What is Immersion Therapy?
It is difficult to exercise when you are paralysed from the chest down, but not impossible. Once a week I attend Immersion Therapy with Determined2 at the Adelaide Aquatic Centre. Immersion therapy is “a world first way in which people with injury or disability can have access to movement and benefits like never before”. I’ve attended the service for 18 months, and it has improved my physical and mental health
What is involved?
Madie arrives at my house and we jump into my VW transporter and drive to the pool at North Adelaide. Pete Wilson, owner and creator of immersion therapy, gives us high fives. The whole team is happy and friendly, and I put on a Lavacore top, which helps me stay warm in the pool. My spinal injury makes it more difficult to regulate my body temperature. Madie helps me put the Lavacore top on, and then I jump across to the pool lifter from the powered chair. The lifter swivels around, and I descend into the water and slide off the seat and into the water. The Lavacore top adds buoyancy, and I swim to the scuba gear, already prepared by Jess, Brendan, John or Pete. Note: Immersion Therapy™ is not scuba diving, and I’ve heard this a few times by Pete.
Getting into the pool
I am handed a mask, and attach it tightly, to keep the water out of my eyes and nose. The scuba pack straps to my body and the mouthpiece goes in my mouth (obviously!). Swimming gloves provide a web between the fingers and help me move faster in the water, giving my body a good workout. Most of the participants frolic around and take it easy. However, I swim as many laps underwater as possible, albeit quite slowly.
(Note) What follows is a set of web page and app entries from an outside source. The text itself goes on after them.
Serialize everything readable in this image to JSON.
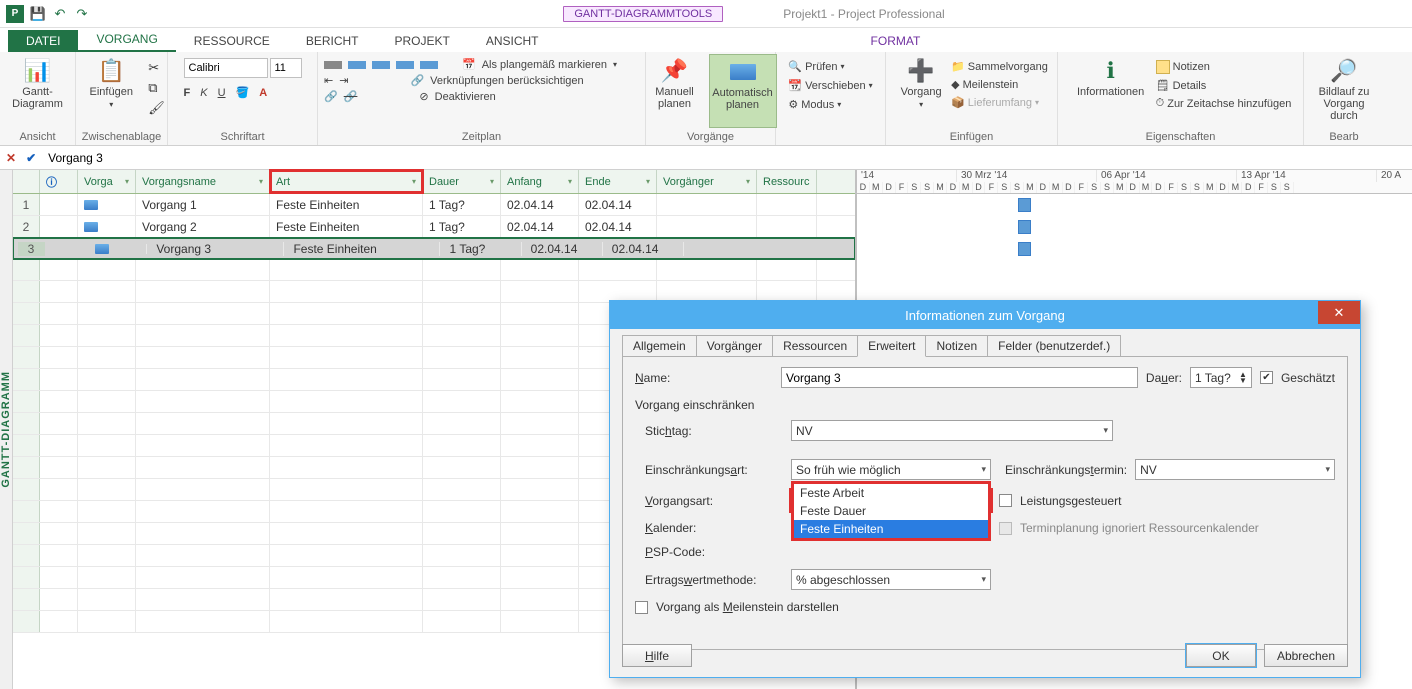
{
  "title_bar": {
    "app_title": "Projekt1 - Project Professional",
    "contextual_tab_group": "GANTT-DIAGRAMMTOOLS",
    "contextual_tab": "FORMAT"
  },
  "ribbon_tabs": {
    "file": "DATEI",
    "tabs": [
      "VORGANG",
      "RESSOURCE",
      "BERICHT",
      "PROJEKT",
      "ANSICHT"
    ],
    "active": "VORGANG"
  },
  "ribbon": {
    "ansicht": {
      "gantt": "Gantt-\nDiagramm",
      "label": "Ansicht"
    },
    "zwischenablage": {
      "einfuegen": "Einfügen",
      "label": "Zwischenablage"
    },
    "schriftart": {
      "font": "Calibri",
      "size": "11",
      "label": "Schriftart",
      "bold": "F",
      "italic": "K",
      "underline": "U"
    },
    "zeitplan": {
      "mark": "Als plangemäß markieren",
      "links": "Verknüpfungen berücksichtigen",
      "deact": "Deaktivieren",
      "label": "Zeitplan"
    },
    "planmode": {
      "manual": "Manuell\nplanen",
      "auto": "Automatisch\nplanen"
    },
    "vorgaenge": {
      "pruefen": "Prüfen",
      "verschieben": "Verschieben",
      "modus": "Modus",
      "label": "Vorgänge"
    },
    "einfuegen2": {
      "vorgang": "Vorgang",
      "sammel": "Sammelvorgang",
      "meilenstein": "Meilenstein",
      "liefer": "Lieferumfang",
      "label": "Einfügen"
    },
    "eigenschaften": {
      "info": "Informationen",
      "notizen": "Notizen",
      "details": "Details",
      "zeitachse": "Zur Zeitachse hinzufügen",
      "label": "Eigenschaften"
    },
    "bearbeiten": {
      "bildlauf": "Bildlauf zu\nVorgang durch",
      "label": "Bearb"
    }
  },
  "formula_bar": {
    "value": "Vorgang 3"
  },
  "columns": {
    "vorga": "Vorga",
    "name": "Vorgangsname",
    "art": "Art",
    "dauer": "Dauer",
    "anfang": "Anfang",
    "ende": "Ende",
    "vorgaenger": "Vorgänger",
    "ressourc": "Ressourc"
  },
  "tasks": [
    {
      "n": 1,
      "name": "Vorgang 1",
      "art": "Feste Einheiten",
      "dauer": "1 Tag?",
      "anfang": "02.04.14",
      "ende": "02.04.14"
    },
    {
      "n": 2,
      "name": "Vorgang 2",
      "art": "Feste Einheiten",
      "dauer": "1 Tag?",
      "anfang": "02.04.14",
      "ende": "02.04.14"
    },
    {
      "n": 3,
      "name": "Vorgang 3",
      "art": "Feste Einheiten",
      "dauer": "1 Tag?",
      "anfang": "02.04.14",
      "ende": "02.04.14"
    }
  ],
  "side_label": "GANTT-DIAGRAMM",
  "timeline": {
    "weeks": [
      "'14",
      "30 Mrz '14",
      "06 Apr '14",
      "13 Apr '14",
      "20 A"
    ],
    "days": "DMDFSSMDMDFSSMDMDFSSMDMDFSSMDMDFSS"
  },
  "dialog": {
    "title": "Informationen zum Vorgang",
    "tabs": [
      "Allgemein",
      "Vorgänger",
      "Ressourcen",
      "Erweitert",
      "Notizen",
      "Felder (benutzerdef.)"
    ],
    "active_tab": "Erweitert",
    "name_label": "Name:",
    "name_value": "Vorgang 3",
    "dauer_label": "Dauer:",
    "dauer_value": "1 Tag?",
    "geschaetzt": "Geschätzt",
    "section": "Vorgang einschränken",
    "stichtag_label": "Stichtag:",
    "stichtag_value": "NV",
    "einschr_art_label": "Einschränkungsart:",
    "einschr_art_value": "So früh wie möglich",
    "einschr_termin_label": "Einschränkungstermin:",
    "einschr_termin_value": "NV",
    "vorgangsart_label": "Vorgangsart:",
    "vorgangsart_value": "Feste Einheiten",
    "vorgangsart_options": [
      "Feste Arbeit",
      "Feste Dauer",
      "Feste Einheiten"
    ],
    "leistung": "Leistungsgesteuert",
    "kalender_label": "Kalender:",
    "terminplan": "Terminplanung ignoriert Ressourcenkalender",
    "psp_label": "PSP-Code:",
    "ertrag_label": "Ertragswertmethode:",
    "ertrag_value": "% abgeschlossen",
    "meilenstein": "Vorgang als Meilenstein darstellen",
    "hilfe": "Hilfe",
    "ok": "OK",
    "abbrechen": "Abbrechen"
  }
}
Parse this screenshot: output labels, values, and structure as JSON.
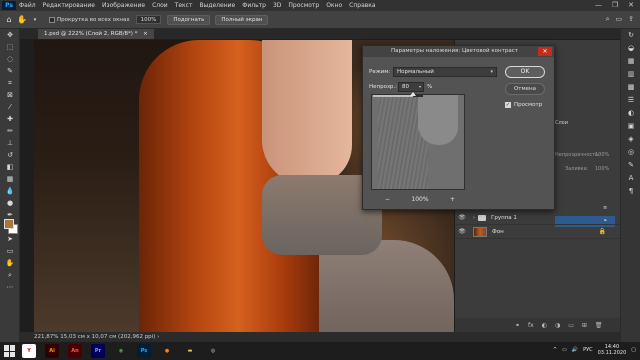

The current lap record is 30, which is 750 metres.
I find the first ten laps difficult due to pain in my arms, and once I warm up, the next 20 laps are more comfortable. Halfway through the swim, I get a little dizzy, not from a lack of oxygen, nor from the exercise, however from watching the tiles pass my eyes. I try to focus on other items. During the therapy the staff members keep an eye on me, to ensure my safety, and I’ve never had a problem.
Getting out of the pool
Once I complete my 30 laps, the scuba gear comes off, and Madie winds me out of the water via the lifter and pours a bucket of warm water over my head and body. The warm water removes most of the chlorine smell, and then Madie gives me a towel and helps me to get drier, but not dry. The top and shoes are put on, and pants and jacket during winter. I drive home and jump into bed, get my wet pants off, and dry myself.
The method we use is much quicker than using the accessible changing equipment at the pool. I estimate we take around a third of the time.
I am exhausted. The 30 laps of immersion therapy is the only exercise that drains me physically and mentally. It feels great to have exercised so hard. I recommend immersion therapy to anyone with a disability. Choose to relax and swim around or challenge me to a race 🙂
Read about the pressure sore that kept me out of the pool for three months.